chilkat's gravatar image

chilkat ♦♦
11.8k316358420

I don't know if CkSocket has any methods for this.... maybe this is a case of (I believe it is called) network byte order. Perhaps the high-order bytes and low-order bytes have "flipped"?

http://en.wikipedia.org/wiki/Endianness

I am sure Matt knows what I am talking about ;-)

PS. Windows to Windows should not be a problem (or better Intel to Intel) as they use the same byte order. If this is between different OS's (or actually hardware architecture), that would be what I look for. The sending (likely) or receiving party is not properly converting to/from network byte order.
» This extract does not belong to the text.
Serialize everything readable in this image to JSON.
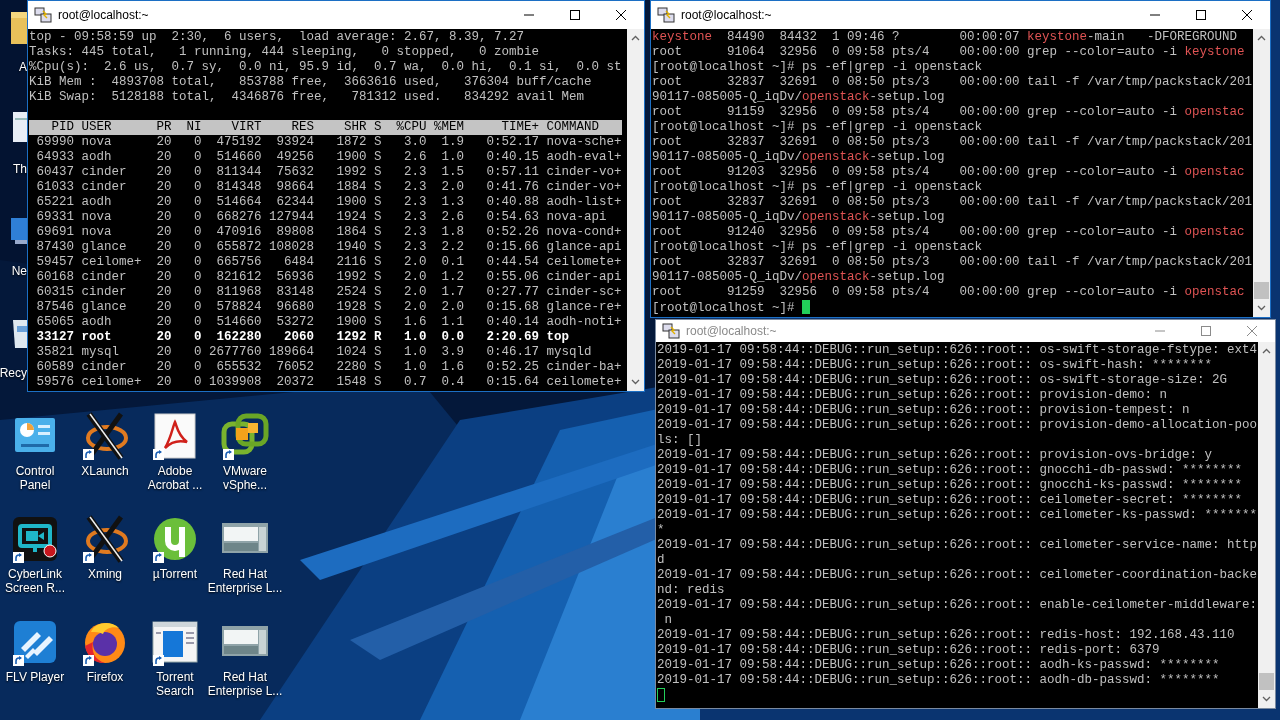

This article explains it quite well: http://msdn.microsoft.com/en-us/library/aa271863%28v=vs.60%29.aspx

link

answered Sep 10 '12 at 18:38

Gert's gravatar image

Gert ♦
629141824

So make sure on the WRITING side of a socket: use htons() (or htonl()) - Convert a 16-bit quantity from host byte order to network byte order. [H]OST [to] [N]ETWORK [s]mall ([l]ong). Where host is your program (typically Windows, I guess). On the READING side of a socket: use ntohs() (or ntohl()) - Convert a 16-bit quantity from network byte order to host byte order. [N]ETWORK [to] [H]OST [s]mall ([l]ong).

(Sep 10 '12 at 19:26) Gert ♦

If one of the parties has this wrong - yes, that is fun, welcome to network programming ;-) Before you ask: no, chilkat can not determine if the other side has got this wrong when you receive bytes. They are just bits, zeroes and ones.

(Sep 10 '12 at 19:27) Gert ♦

Thanks Gert!

You are correct if the binary data represents integer or numerical values such as 16/32/64-bit integers, floating point values, etc.) If the data is simply bytes, such as image data, video, or anything else, then there is no byte order.

link

answered Sep 10 '12 at 21:39

chilkat's gravatar image

chilkat ♦♦
11.8k316358420

Your answer
toggle preview

Follow this question

By Email:

Once you sign in you will be able to subscribe for any updates here

By RSS:

Answers

Answers and Comments

Markdown Basics

  • *italic* or __italic__
  • **bold** or __bold__
  • link:[text](http://url.com/ "title")
  • image?![alt text](/path/img.jpg "title")
  • numbered list: 1. Foo 2. Bar
  • to add a line break simply add two spaces to where you would like the new line to be.
  • basic HTML tags are also supported

Tags:

×1

Asked: Sep 10 '12 at 16:12

Seen: 877 times

Last updated: Sep 10 '12 at 21:39

Related questions

powered by OSQA